Potable Water: Recognize The Parts
There should be a unique ID number attached to every regulated part. Piping and Instrumentation diagrams should have this number noted (P&I Diagram). It includes information on any exempt components as well as their specifics. After any component modifications, a log of equipment or a site plot plan should be updated. To keep their data up to date, facilities should have a process in place.
Replacing or retiring certain parts as well as installing new machinery. After any component modifications, a log of equipment or a site plot plan should be updated. To keep their data up to date, facilities should have a process in place. The replacement of components or the retirement of specific pieces when new equipment is installed.
Leaks That Could Happen:
When there are numerous rules or components in a facility, the minor leak definition should be applied. This is widely accepted as the optimum approach because it streamlines monitoring while also lowering the likelihood of misunderstandings. As a result of this strategy, workers responsible for inspecting or testing components will have a more significant safety margin. Those who are in the direct path of any emitted pollutants.
Components Of A Computer Monitor:
In addition to saving time, using an electronic and automatic data recorder. However, it will also enhance the correctness of the data and guarantee the availability of an adequate audit trail. All components of an LDAR program should be audited regularly. This strategy will also help to keep processes up to date.
Maintaining the relevant paperwork is a top priority for the company. If a program continues delivering comprehensive, accurate, and consistent results, it requires regular monitoring and quality checks of LDAR data.
Components To Be Repaired:
There may be less need for continuous maintenance in the future with the installation of leak-free valves and “sealless” components. As soon as the damaged components have been fixed. If the repair was successful, increasing the frequency at which they are checked is wise. There is no longer any water leaking from the pipe.
Keep Consistent Records:
Regular audits of LDAR records, both internal and external, should be carried out. As a result, personnel will be able to adequately monitor all of the components that are regulated. Improved audit quality will be achieved through the use of databases and electronic monitoring. It keeps track of everything without you having to dig through piles of paper. Frequent inquiries about new or changed regulatory requirements are part of a thorough auditing protocol.
Aim For Perfection:

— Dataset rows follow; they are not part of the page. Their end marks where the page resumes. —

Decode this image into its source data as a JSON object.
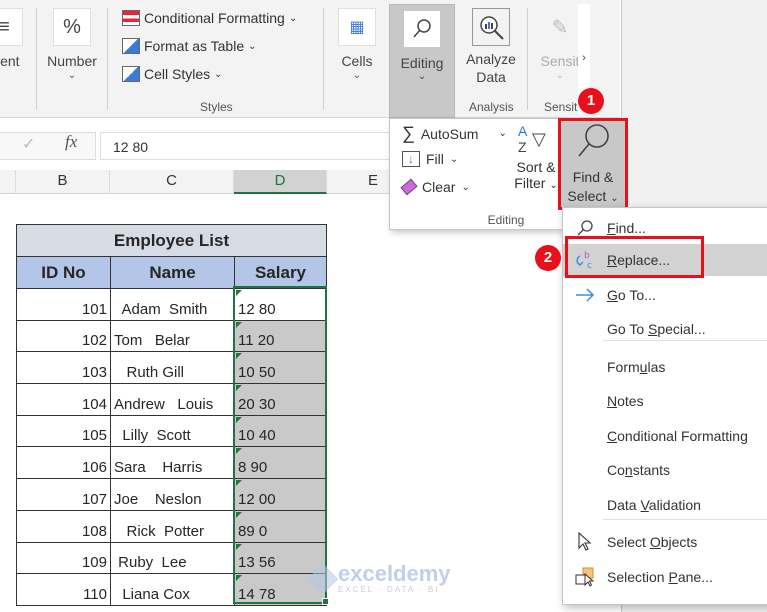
{
  "ribbon": {
    "alignment_label_partial": "ment",
    "number": {
      "label": "Number",
      "icon": "%"
    },
    "styles": {
      "items": [
        {
          "label": "Conditional Formatting"
        },
        {
          "label": "Format as Table"
        },
        {
          "label": "Cell Styles"
        }
      ],
      "group_label": "Styles"
    },
    "cells": {
      "label": "Cells"
    },
    "editing": {
      "label": "Editing"
    },
    "analyze": {
      "label_line1": "Analyze",
      "label_line2": "Data",
      "group_label": "Analysis"
    },
    "sensitivity": {
      "label": "Sensit",
      "group_label": "Sensit"
    }
  },
  "formula_bar": {
    "fx": "fx",
    "value": "12 80"
  },
  "columns": [
    {
      "label": "B"
    },
    {
      "label": "C"
    },
    {
      "label": "D",
      "active": true
    },
    {
      "label": "E"
    }
  ],
  "sheet": {
    "title": "Employee List",
    "headers": [
      "ID No",
      "Name",
      "Salary"
    ],
    "rows": [
      {
        "id": "101",
        "name": "  Adam  Smith",
        "salary": "12 80"
      },
      {
        "id": "102",
        "name": "Tom   Belar",
        "salary": "11 20"
      },
      {
        "id": "103",
        "name": "   Ruth Gill",
        "salary": "10 50"
      },
      {
        "id": "104",
        "name": "Andrew   Louis",
        "salary": "20 30"
      },
      {
        "id": "105",
        "name": "  Lilly  Scott",
        "salary": "10 40"
      },
      {
        "id": "106",
        "name": "Sara    Harris",
        "salary": "8 90"
      },
      {
        "id": "107",
        "name": "Joe    Neslon",
        "salary": "12 00"
      },
      {
        "id": "108",
        "name": "   Rick  Potter",
        "salary": "89 0"
      },
      {
        "id": "109",
        "name": " Ruby  Lee",
        "salary": "13 56"
      },
      {
        "id": "110",
        "name": "  Liana Cox",
        "salary": "14 78"
      }
    ]
  },
  "editing_panel": {
    "autosum": "AutoSum",
    "fill": "Fill",
    "clear": "Clear",
    "sort_line1": "Sort &",
    "sort_line2": "Filter",
    "find_line1": "Find &",
    "find_line2": "Select",
    "group_label": "Editing"
  },
  "menu": {
    "items": [
      {
        "pre": "",
        "ul": "F",
        "post": "ind...",
        "icon": "search-icon"
      },
      {
        "pre": "",
        "ul": "R",
        "post": "eplace...",
        "icon": "replace-icon",
        "highlighted": true
      },
      {
        "pre": "",
        "ul": "G",
        "post": "o To...",
        "icon": "arrow-right-icon"
      },
      {
        "pre": "Go To ",
        "ul": "S",
        "post": "pecial...",
        "icon": ""
      },
      {
        "pre": "Form",
        "ul": "u",
        "post": "las",
        "icon": ""
      },
      {
        "pre": "",
        "ul": "N",
        "post": "otes",
        "icon": ""
      },
      {
        "pre": "",
        "ul": "C",
        "post": "onditional Formatting",
        "icon": ""
      },
      {
        "pre": "Co",
        "ul": "n",
        "post": "stants",
        "icon": ""
      },
      {
        "pre": "Data ",
        "ul": "V",
        "post": "alidation",
        "icon": ""
      },
      {
        "pre": "Select ",
        "ul": "O",
        "post": "bjects",
        "icon": "cursor-icon"
      },
      {
        "pre": "Selection ",
        "ul": "P",
        "post": "ane...",
        "icon": "selection-pane-icon"
      }
    ]
  },
  "badges": {
    "step1": "1",
    "step2": "2"
  },
  "watermark": {
    "name": "exceldemy",
    "sub": "EXCEL · DATA · BI"
  },
  "colors": {
    "accent_green": "#217346",
    "highlight_red": "#e8111b",
    "title_fill": "#d6dce4",
    "header_fill": "#b4c6e7"
  }
}
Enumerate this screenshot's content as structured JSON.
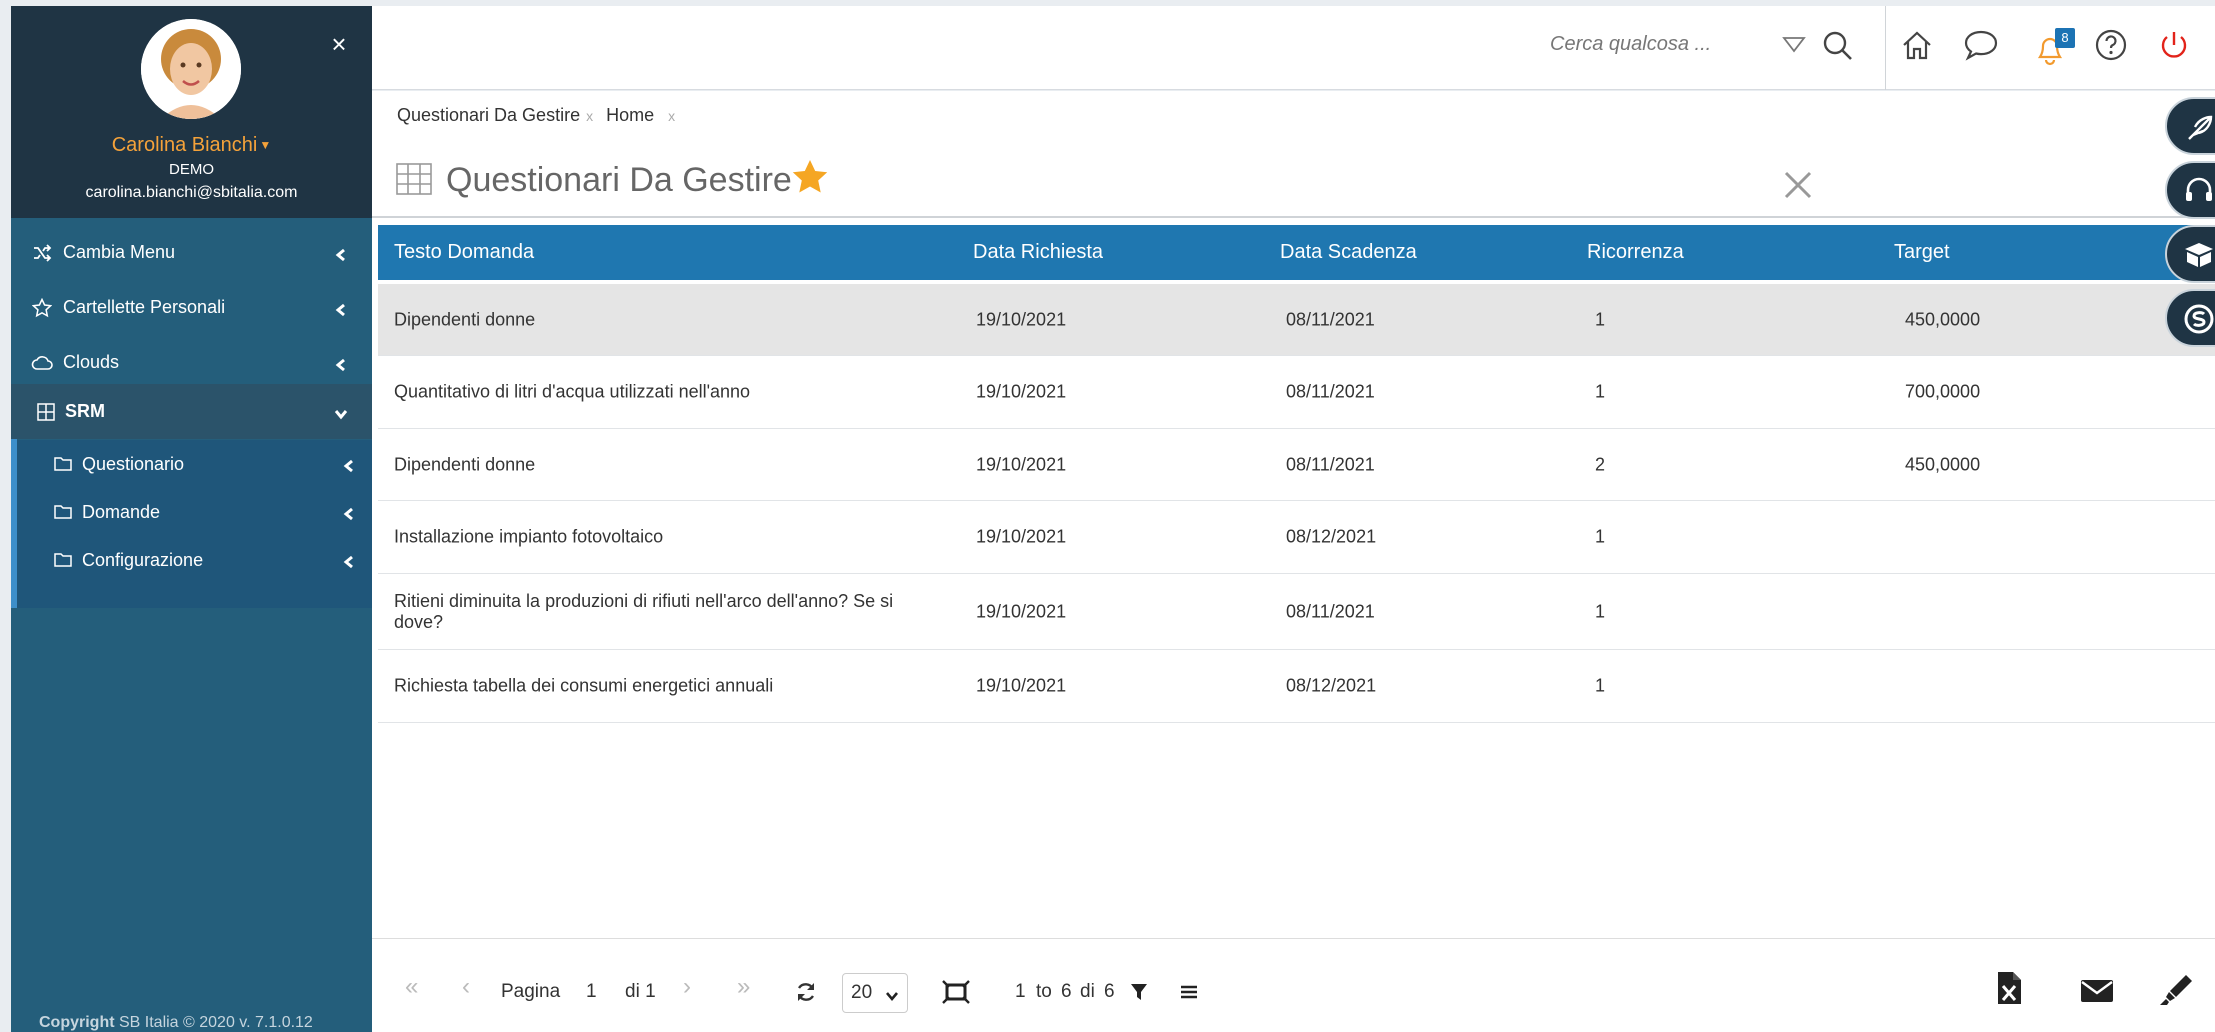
{
  "sidebar": {
    "close_label": "×",
    "user": {
      "name": "Carolina Bianchi",
      "role": "DEMO",
      "email": "carolina.bianchi@sbitalia.com"
    },
    "items": [
      {
        "label": "Cambia Menu",
        "icon": "shuffle-icon"
      },
      {
        "label": "Cartellette Personali",
        "icon": "star-outline-icon"
      },
      {
        "label": "Clouds",
        "icon": "cloud-icon"
      },
      {
        "label": "SRM",
        "icon": "grid-icon"
      }
    ],
    "subitems": [
      {
        "label": "Questionario",
        "icon": "folder-icon"
      },
      {
        "label": "Domande",
        "icon": "folder-icon"
      },
      {
        "label": "Configurazione",
        "icon": "folder-icon"
      }
    ],
    "copyright_bold": "Copyright",
    "copyright_rest": " SB Italia © 2020 v. 7.1.0.12"
  },
  "topbar": {
    "search_placeholder": "Cerca qualcosa ...",
    "notifications_count": "8",
    "icons": [
      "home-icon",
      "chat-icon",
      "bell-icon",
      "help-icon",
      "power-icon"
    ],
    "accent_power": "#e2231a",
    "accent_bell": "#f29a2e"
  },
  "breadcrumbs": [
    {
      "label": "Questionari Da Gestire",
      "close": "x"
    },
    {
      "label": "Home",
      "close": "x"
    }
  ],
  "page": {
    "title": "Questionari Da Gestire",
    "star_color": "#f5a623"
  },
  "table": {
    "columns": [
      "Testo Domanda",
      "Data Richiesta",
      "Data Scadenza",
      "Ricorrenza",
      "Target"
    ],
    "rows": [
      [
        "Dipendenti donne",
        "19/10/2021",
        "08/11/2021",
        "1",
        "450,0000"
      ],
      [
        "Quantitativo di litri d'acqua utilizzati nell'anno",
        "19/10/2021",
        "08/11/2021",
        "1",
        "700,0000"
      ],
      [
        "Dipendenti donne",
        "19/10/2021",
        "08/11/2021",
        "2",
        "450,0000"
      ],
      [
        "Installazione impianto fotovoltaico",
        "19/10/2021",
        "08/12/2021",
        "1",
        ""
      ],
      [
        "Ritieni diminuita la produzioni di rifiuti nell'arco dell'anno? Se si dove?",
        "19/10/2021",
        "08/11/2021",
        "1",
        ""
      ],
      [
        "Richiesta tabella dei consumi energetici annuali",
        "19/10/2021",
        "08/12/2021",
        "1",
        ""
      ]
    ],
    "header_color": "#1f77b0"
  },
  "pager": {
    "first": "«",
    "prev": "‹",
    "page_label": "Pagina",
    "page_value": "1",
    "of_label": "di 1",
    "next": "›",
    "last": "»",
    "page_size": "20",
    "range_start": "1",
    "range_to": "to",
    "range_end": "6",
    "range_of": "di",
    "range_total": "6"
  }
}
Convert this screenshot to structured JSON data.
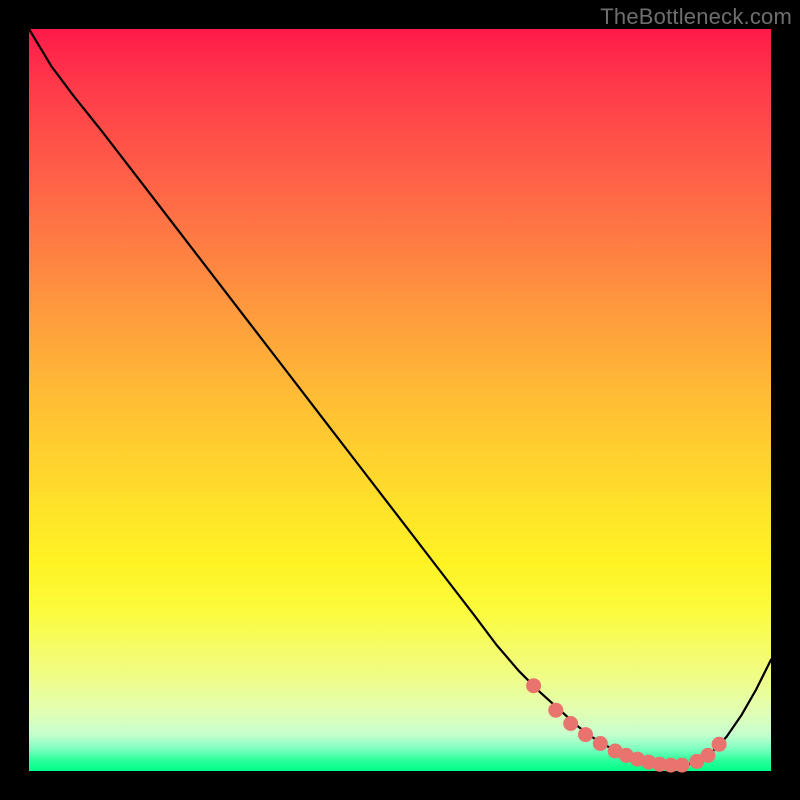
{
  "watermark": "TheBottleneck.com",
  "colors": {
    "dot": "#e9736d",
    "line": "#000000"
  },
  "chart_data": {
    "type": "line",
    "title": "",
    "xlabel": "",
    "ylabel": "",
    "xlim": [
      0,
      100
    ],
    "ylim": [
      0,
      100
    ],
    "grid": false,
    "series": [
      {
        "name": "bottleneck-curve",
        "x": [
          0,
          3,
          6,
          10,
          15,
          20,
          25,
          30,
          35,
          40,
          45,
          50,
          55,
          60,
          63,
          66,
          69,
          72,
          74,
          76,
          78,
          80,
          82,
          84,
          86,
          88,
          90,
          92,
          94,
          96,
          98,
          100
        ],
        "y": [
          100,
          95,
          91,
          86,
          79.5,
          73,
          66.5,
          60,
          53.5,
          47,
          40.5,
          34,
          27.5,
          21,
          17,
          13.5,
          10.5,
          7.8,
          6,
          4.5,
          3.3,
          2.3,
          1.5,
          1,
          0.7,
          0.7,
          1.2,
          2.5,
          4.6,
          7.5,
          11,
          15
        ]
      }
    ],
    "highlight_points": {
      "name": "sweet-spot-dots",
      "x": [
        68,
        71,
        73,
        75,
        77,
        79,
        80.5,
        82,
        83.5,
        85,
        86.5,
        88,
        90,
        91.5,
        93
      ],
      "y": [
        11.5,
        8.2,
        6.4,
        4.9,
        3.7,
        2.7,
        2.1,
        1.6,
        1.2,
        0.9,
        0.8,
        0.8,
        1.3,
        2.1,
        3.6
      ]
    }
  }
}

Maintaining an efficient LDAR program necessitates regular examination and updating of records and written protocols. A thorough audit of the identified components should be performed first. Comparing this audit to current P&I schematics and any equipment or component changes should be done. Monitoring data should be audited, and protocols for written LDAR software should be updated.